(Information provided):
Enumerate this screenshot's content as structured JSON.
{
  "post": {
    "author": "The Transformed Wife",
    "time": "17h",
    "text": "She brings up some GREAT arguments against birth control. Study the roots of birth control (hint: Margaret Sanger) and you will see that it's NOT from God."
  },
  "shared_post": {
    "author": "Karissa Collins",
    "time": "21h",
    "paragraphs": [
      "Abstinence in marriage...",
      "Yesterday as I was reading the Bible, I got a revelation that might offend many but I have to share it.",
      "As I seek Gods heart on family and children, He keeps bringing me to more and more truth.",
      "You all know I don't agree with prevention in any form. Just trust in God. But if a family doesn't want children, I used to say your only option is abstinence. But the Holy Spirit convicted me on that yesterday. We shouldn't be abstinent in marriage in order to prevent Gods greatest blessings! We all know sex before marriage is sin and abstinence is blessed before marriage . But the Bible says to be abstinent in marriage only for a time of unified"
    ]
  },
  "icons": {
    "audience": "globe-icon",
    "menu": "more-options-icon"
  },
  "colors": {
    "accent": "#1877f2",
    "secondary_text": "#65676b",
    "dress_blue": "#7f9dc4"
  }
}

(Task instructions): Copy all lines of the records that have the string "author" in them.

(Task answer):
    "author": "The Transformed Wife",
    "author": "Karissa Collins",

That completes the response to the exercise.